Trial commenced on January 14, 2004, and continued through January 23, 2004. The government presented testimony of 20 witnesses and introduced approximately 200 exhibits. The defense presented the testimony of two witnesses and introduced 2 exhibits. The jury returned a verdict of guilty on all 18 counts. Sentencing is scheduled for April 14, 2004, at 3:00 p.m. before Judge McLaughlin.

Update: 2/04

No change in status.

Update: 4/04

A sentencing hearing was held on April 14, 2004, before Judge McLaughlin. The matter was continued until April 21, 2004, at 11:00 AM to allow the defendant additional time to review the Presentence Investigation Report.

Update: 6/04

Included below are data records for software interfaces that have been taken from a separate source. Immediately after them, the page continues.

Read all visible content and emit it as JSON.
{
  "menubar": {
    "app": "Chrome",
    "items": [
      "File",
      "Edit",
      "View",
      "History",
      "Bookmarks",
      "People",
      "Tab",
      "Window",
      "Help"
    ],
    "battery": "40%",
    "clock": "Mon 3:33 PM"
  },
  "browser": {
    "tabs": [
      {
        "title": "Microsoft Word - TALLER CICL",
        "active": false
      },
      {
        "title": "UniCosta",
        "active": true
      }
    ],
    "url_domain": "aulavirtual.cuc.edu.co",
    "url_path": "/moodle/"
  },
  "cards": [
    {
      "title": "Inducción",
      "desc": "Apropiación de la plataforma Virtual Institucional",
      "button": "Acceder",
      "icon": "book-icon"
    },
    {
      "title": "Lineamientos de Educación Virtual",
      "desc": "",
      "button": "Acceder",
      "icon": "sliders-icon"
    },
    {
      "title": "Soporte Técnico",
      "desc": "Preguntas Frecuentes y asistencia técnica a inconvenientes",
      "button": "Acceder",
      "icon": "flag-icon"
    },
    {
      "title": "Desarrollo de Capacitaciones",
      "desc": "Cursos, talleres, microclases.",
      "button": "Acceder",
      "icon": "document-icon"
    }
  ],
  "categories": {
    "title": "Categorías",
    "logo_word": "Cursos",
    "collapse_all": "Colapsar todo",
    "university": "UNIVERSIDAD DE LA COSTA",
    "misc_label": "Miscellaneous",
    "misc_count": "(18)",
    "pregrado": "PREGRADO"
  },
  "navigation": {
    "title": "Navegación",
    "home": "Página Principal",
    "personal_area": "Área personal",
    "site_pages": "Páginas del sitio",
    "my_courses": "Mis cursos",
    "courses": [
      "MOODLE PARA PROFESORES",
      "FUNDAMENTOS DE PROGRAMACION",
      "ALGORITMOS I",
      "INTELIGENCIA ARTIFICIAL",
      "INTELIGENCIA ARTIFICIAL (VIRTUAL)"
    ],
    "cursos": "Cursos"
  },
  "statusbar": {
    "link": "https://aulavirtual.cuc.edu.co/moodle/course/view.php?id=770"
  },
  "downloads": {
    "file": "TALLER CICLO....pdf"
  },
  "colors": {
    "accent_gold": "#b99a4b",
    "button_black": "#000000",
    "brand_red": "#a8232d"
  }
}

On April 21, 2004, U.S. District Judge Mary A. McLaughlin sentenced James Seligh to 51 months in prison in connection with his conviction on January 23, 2004. At sentencing, the Court found that the defendant was responsible for the sale of 70 cars with rolled-back odometers which caused losses to consumers of roughly $280,000. The Court also found that the offenses involved sophisticated means. The Court ordered restitution in the amount of $140,000 to those victims of the defendant's fraud the Probation Office was able to identify.

Update: 11/22/05

On June 29, 2005, the Court denied Mr. Seligh’s motion to vacate/set aside/correct sentence pursuant to 28 U.S.C. § 2255. The Court further denied his request for a certificate of appealability, finding that there was no substantial showing of the denial of a constitutional right.

Update: 7/21/06

There is no more information available at this time.


Consumer Protection
Updated October 27, 2014